◆ **TASK**:
If a line in the listing below includes the word "label", pick it out.

◆ **PROVIDED ENTRIES**:
※ ※ ※
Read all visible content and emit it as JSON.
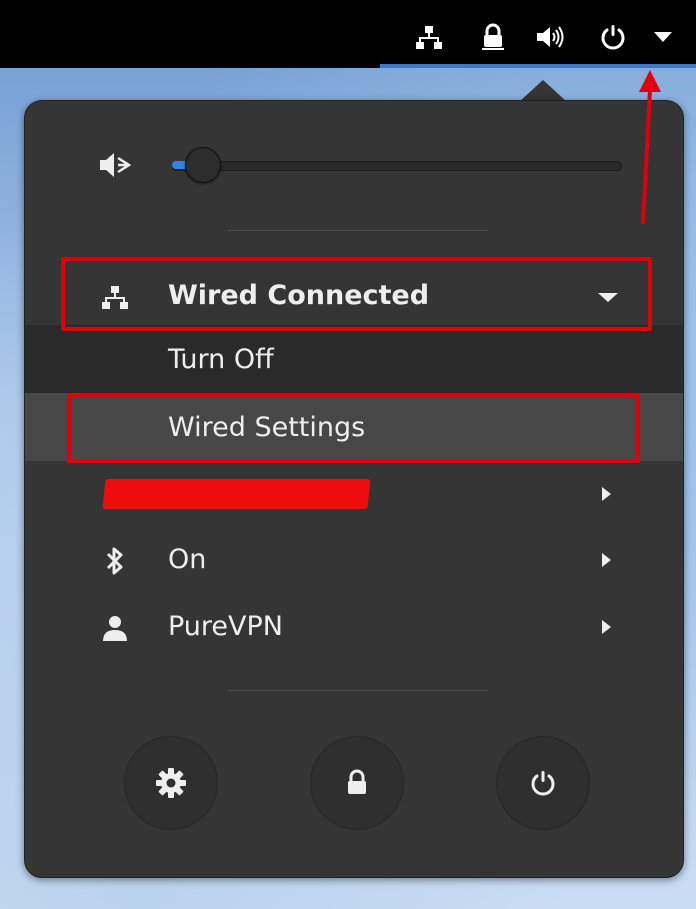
{
  "topbar": {
    "icons": [
      "network-wired-icon",
      "lock-icon",
      "volume-icon",
      "power-icon",
      "menu-dropdown-icon"
    ]
  },
  "volume": {
    "icon": "volume-muted-icon",
    "level": 0.06
  },
  "network": {
    "label": "Wired Connected",
    "icon": "network-wired-icon",
    "submenu": {
      "turn_off": "Turn Off",
      "settings": "Wired Settings"
    }
  },
  "redacted_item": {
    "label": ""
  },
  "bluetooth": {
    "label": "On",
    "icon": "bluetooth-icon"
  },
  "user": {
    "label": "PureVPN",
    "icon": "user-icon"
  },
  "actions": [
    {
      "name": "settings",
      "icon": "gear-icon"
    },
    {
      "name": "lock",
      "icon": "lock-icon"
    },
    {
      "name": "power",
      "icon": "power-icon"
    }
  ],
  "colors": {
    "panel": "#353535",
    "accent": "#3584e4",
    "annotation": "#e0000a"
  }
}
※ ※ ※
◆ **WRITTEN SOLUTION**:
    "label": "Wired Connected",
    "label": ""
    "label": "On",
    "label": "PureVPN",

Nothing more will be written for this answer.